[Dataset rows for apps and sites]
━━━━━━━━━━━━━━━━━━━━━━━━━━━━━━
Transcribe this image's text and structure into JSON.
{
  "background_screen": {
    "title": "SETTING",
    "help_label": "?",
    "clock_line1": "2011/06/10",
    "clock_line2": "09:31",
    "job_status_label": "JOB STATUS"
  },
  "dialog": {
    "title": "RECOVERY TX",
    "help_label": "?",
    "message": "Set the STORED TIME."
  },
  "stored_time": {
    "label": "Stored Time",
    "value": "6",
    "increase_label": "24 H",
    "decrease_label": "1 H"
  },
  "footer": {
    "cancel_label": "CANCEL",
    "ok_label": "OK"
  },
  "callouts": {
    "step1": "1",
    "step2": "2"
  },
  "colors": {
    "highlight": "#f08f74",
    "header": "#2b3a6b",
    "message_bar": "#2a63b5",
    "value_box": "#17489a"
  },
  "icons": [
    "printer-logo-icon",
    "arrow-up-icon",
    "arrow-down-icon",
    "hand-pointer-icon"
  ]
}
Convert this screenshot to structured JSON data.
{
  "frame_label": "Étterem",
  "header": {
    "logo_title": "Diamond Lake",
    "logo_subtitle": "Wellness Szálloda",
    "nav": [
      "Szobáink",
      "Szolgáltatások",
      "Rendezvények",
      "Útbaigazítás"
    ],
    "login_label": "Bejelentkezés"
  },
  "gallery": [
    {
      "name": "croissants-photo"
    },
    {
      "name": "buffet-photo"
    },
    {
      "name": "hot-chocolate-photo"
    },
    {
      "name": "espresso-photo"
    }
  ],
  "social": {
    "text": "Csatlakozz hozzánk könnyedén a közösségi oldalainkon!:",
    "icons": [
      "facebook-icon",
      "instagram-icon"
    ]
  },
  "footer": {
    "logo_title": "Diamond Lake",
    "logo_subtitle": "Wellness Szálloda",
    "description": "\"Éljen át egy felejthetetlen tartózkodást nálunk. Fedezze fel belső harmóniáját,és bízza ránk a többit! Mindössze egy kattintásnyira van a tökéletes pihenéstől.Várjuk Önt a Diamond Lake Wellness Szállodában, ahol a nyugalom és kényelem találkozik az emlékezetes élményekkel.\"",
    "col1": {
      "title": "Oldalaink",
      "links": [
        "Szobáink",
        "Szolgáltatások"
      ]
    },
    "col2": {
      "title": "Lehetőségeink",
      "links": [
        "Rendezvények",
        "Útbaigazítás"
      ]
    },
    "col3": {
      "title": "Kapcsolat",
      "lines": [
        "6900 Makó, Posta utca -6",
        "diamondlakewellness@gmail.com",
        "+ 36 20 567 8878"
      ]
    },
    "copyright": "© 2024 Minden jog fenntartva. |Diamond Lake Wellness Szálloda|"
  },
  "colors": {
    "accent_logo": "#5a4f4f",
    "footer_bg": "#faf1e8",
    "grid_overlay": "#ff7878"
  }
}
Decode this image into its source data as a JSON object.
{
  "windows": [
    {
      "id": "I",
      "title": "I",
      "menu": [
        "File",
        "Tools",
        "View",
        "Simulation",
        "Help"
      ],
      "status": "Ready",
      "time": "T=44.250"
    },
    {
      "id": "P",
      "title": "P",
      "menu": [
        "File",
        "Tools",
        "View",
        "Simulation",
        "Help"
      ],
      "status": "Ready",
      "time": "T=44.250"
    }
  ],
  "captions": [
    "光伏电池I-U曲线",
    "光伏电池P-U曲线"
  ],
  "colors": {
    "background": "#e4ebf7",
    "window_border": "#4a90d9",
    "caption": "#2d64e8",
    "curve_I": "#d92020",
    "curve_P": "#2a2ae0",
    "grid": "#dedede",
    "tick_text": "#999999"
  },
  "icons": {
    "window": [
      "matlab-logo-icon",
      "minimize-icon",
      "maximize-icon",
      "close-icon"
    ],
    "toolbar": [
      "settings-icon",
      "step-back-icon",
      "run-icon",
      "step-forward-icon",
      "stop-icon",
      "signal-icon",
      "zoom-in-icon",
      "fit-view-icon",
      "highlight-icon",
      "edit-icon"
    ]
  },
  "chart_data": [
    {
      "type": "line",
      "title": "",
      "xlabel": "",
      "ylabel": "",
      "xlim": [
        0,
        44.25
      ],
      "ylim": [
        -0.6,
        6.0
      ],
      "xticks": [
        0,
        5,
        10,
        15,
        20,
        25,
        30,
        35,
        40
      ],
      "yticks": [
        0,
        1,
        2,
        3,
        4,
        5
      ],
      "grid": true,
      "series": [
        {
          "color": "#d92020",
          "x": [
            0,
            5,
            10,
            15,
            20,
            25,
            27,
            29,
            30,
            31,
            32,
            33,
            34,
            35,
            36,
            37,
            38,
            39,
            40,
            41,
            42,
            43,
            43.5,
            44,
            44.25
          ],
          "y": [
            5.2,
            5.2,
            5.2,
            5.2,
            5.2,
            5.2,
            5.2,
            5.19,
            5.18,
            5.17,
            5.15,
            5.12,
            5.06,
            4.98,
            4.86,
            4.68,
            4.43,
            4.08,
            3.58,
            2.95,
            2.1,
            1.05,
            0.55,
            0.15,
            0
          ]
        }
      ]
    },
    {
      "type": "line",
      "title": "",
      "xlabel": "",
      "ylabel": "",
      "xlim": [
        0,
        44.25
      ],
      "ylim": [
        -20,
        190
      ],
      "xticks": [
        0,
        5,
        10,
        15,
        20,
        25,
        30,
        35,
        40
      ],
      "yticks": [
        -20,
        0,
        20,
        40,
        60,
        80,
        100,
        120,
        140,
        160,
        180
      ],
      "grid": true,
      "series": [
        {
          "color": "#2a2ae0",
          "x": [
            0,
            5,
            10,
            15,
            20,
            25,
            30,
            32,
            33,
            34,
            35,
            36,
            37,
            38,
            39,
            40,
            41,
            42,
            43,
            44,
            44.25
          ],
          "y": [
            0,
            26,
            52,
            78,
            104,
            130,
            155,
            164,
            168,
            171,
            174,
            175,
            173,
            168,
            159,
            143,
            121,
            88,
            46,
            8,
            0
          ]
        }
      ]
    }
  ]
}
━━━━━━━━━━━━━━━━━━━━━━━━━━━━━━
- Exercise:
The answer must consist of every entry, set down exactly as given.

- Solution to this task:
Transcribe this image's text and structure into JSON.
{
  "background_screen": {
    "title": "SETTING",
    "help_label": "?",
    "clock_line1": "2011/06/10",
    "clock_line2": "09:31",
    "job_status_label": "JOB STATUS"
  },
  "dialog": {
    "title": "RECOVERY TX",
    "help_label": "?",
    "message": "Set the STORED TIME."
  },
  "stored_time": {
    "label": "Stored Time",
    "value": "6",
    "increase_label": "24 H",
    "decrease_label": "1 H"
  },
  "footer": {
    "cancel_label": "CANCEL",
    "ok_label": "OK"
  },
  "callouts": {
    "step1": "1",
    "step2": "2"
  },
  "colors": {
    "highlight": "#f08f74",
    "header": "#2b3a6b",
    "message_bar": "#2a63b5",
    "value_box": "#17489a"
  },
  "icons": [
    "printer-logo-icon",
    "arrow-up-icon",
    "arrow-down-icon",
    "hand-pointer-icon"
  ]
}
Convert this screenshot to structured JSON data.
{
  "frame_label": "Étterem",
  "header": {
    "logo_title": "Diamond Lake",
    "logo_subtitle": "Wellness Szálloda",
    "nav": [
      "Szobáink",
      "Szolgáltatások",
      "Rendezvények",
      "Útbaigazítás"
    ],
    "login_label": "Bejelentkezés"
  },
  "gallery": [
    {
      "name": "croissants-photo"
    },
    {
      "name": "buffet-photo"
    },
    {
      "name": "hot-chocolate-photo"
    },
    {
      "name": "espresso-photo"
    }
  ],
  "social": {
    "text": "Csatlakozz hozzánk könnyedén a közösségi oldalainkon!:",
    "icons": [
      "facebook-icon",
      "instagram-icon"
    ]
  },
  "footer": {
    "logo_title": "Diamond Lake",
    "logo_subtitle": "Wellness Szálloda",
    "description": "\"Éljen át egy felejthetetlen tartózkodást nálunk. Fedezze fel belső harmóniáját,és bízza ránk a többit! Mindössze egy kattintásnyira van a tökéletes pihenéstől.Várjuk Önt a Diamond Lake Wellness Szállodában, ahol a nyugalom és kényelem találkozik az emlékezetes élményekkel.\"",
    "col1": {
      "title": "Oldalaink",
      "links": [
        "Szobáink",
        "Szolgáltatások"
      ]
    },
    "col2": {
      "title": "Lehetőségeink",
      "links": [
        "Rendezvények",
        "Útbaigazítás"
      ]
    },
    "col3": {
      "title": "Kapcsolat",
      "lines": [
        "6900 Makó, Posta utca -6",
        "diamondlakewellness@gmail.com",
        "+ 36 20 567 8878"
      ]
    },
    "copyright": "© 2024 Minden jog fenntartva. |Diamond Lake Wellness Szálloda|"
  },
  "colors": {
    "accent_logo": "#5a4f4f",
    "footer_bg": "#faf1e8",
    "grid_overlay": "#ff7878"
  }
}
Decode this image into its source data as a JSON object.
{
  "windows": [
    {
      "id": "I",
      "title": "I",
      "menu": [
        "File",
        "Tools",
        "View",
        "Simulation",
        "Help"
      ],
      "status": "Ready",
      "time": "T=44.250"
    },
    {
      "id": "P",
      "title": "P",
      "menu": [
        "File",
        "Tools",
        "View",
        "Simulation",
        "Help"
      ],
      "status": "Ready",
      "time": "T=44.250"
    }
  ],
  "captions": [
    "光伏电池I-U曲线",
    "光伏电池P-U曲线"
  ],
  "colors": {
    "background": "#e4ebf7",
    "window_border": "#4a90d9",
    "caption": "#2d64e8",
    "curve_I": "#d92020",
    "curve_P": "#2a2ae0",
    "grid": "#dedede",
    "tick_text": "#999999"
  },
  "icons": {
    "window": [
      "matlab-logo-icon",
      "minimize-icon",
      "maximize-icon",
      "close-icon"
    ],
    "toolbar": [
      "settings-icon",
      "step-back-icon",
      "run-icon",
      "step-forward-icon",
      "stop-icon",
      "signal-icon",
      "zoom-in-icon",
      "fit-view-icon",
      "highlight-icon",
      "edit-icon"
    ]
  },
  "chart_data": [
    {
      "type": "line",
      "title": "",
      "xlabel": "",
      "ylabel": "",
      "xlim": [
        0,
        44.25
      ],
      "ylim": [
        -0.6,
        6.0
      ],
      "xticks": [
        0,
        5,
        10,
        15,
        20,
        25,
        30,
        35,
        40
      ],
      "yticks": [
        0,
        1,
        2,
        3,
        4,
        5
      ],
      "grid": true,
      "series": [
        {
          "color": "#d92020",
          "x": [
            0,
            5,
            10,
            15,
            20,
            25,
            27,
            29,
            30,
            31,
            32,
            33,
            34,
            35,
            36,
            37,
            38,
            39,
            40,
            41,
            42,
            43,
            43.5,
            44,
            44.25
          ],
          "y": [
            5.2,
            5.2,
            5.2,
            5.2,
            5.2,
            5.2,
            5.2,
            5.19,
            5.18,
            5.17,
            5.15,
            5.12,
            5.06,
            4.98,
            4.86,
            4.68,
            4.43,
            4.08,
            3.58,
            2.95,
            2.1,
            1.05,
            0.55,
            0.15,
            0
          ]
        }
      ]
    },
    {
      "type": "line",
      "title": "",
      "xlabel": "",
      "ylabel": "",
      "xlim": [
        0,
        44.25
      ],
      "ylim": [
        -20,
        190
      ],
      "xticks": [
        0,
        5,
        10,
        15,
        20,
        25,
        30,
        35,
        40
      ],
      "yticks": [
        -20,
        0,
        20,
        40,
        60,
        80,
        100,
        120,
        140,
        160,
        180
      ],
      "grid": true,
      "series": [
        {
          "color": "#2a2ae0",
          "x": [
            0,
            5,
            10,
            15,
            20,
            25,
            30,
            32,
            33,
            34,
            35,
            36,
            37,
            38,
            39,
            40,
            41,
            42,
            43,
            44,
            44.25
          ],
          "y": [
            0,
            26,
            52,
            78,
            104,
            130,
            155,
            164,
            168,
            171,
            174,
            175,
            173,
            168,
            159,
            143,
            121,
            88,
            46,
            8,
            0
          ]
        }
      ]
    }
  ]
}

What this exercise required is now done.